● **YOUR INSTRUCTIONS**
Within the records below, filter for lines carrying the word "comment" and copy them.

[Excerpts from an interface dataset]

*** Begin section ***

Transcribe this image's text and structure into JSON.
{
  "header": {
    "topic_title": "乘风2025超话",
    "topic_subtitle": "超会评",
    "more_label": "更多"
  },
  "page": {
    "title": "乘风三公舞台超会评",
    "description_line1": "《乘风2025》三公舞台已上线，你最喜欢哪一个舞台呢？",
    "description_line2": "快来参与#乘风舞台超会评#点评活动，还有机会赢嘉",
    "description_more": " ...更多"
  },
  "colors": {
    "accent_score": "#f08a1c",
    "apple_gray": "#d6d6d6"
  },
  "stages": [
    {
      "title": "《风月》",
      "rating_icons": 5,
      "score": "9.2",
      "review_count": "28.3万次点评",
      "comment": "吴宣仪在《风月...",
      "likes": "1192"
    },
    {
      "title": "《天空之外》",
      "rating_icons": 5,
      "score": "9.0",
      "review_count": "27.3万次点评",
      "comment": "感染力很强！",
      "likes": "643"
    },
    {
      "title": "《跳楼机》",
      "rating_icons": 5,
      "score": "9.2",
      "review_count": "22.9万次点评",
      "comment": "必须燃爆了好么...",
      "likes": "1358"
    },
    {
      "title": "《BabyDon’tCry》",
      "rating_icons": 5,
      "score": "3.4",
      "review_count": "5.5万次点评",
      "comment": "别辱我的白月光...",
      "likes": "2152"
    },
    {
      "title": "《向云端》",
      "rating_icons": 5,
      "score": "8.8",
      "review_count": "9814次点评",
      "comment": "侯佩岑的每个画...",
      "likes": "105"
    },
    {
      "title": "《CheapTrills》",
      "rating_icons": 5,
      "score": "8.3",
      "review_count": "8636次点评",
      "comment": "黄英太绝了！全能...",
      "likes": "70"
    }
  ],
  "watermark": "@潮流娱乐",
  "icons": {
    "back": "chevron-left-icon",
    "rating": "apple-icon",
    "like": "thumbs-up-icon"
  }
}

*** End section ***

● **TASK ANSWER**
      "comment": "吴宣仪在《风月...",
      "comment": "感染力很强！",
      "comment": "必须燃爆了好么...",
      "comment": "别辱我的白月光...",
      "comment": "侯佩岑的每个画...",
      "comment": "黄英太绝了！全能...",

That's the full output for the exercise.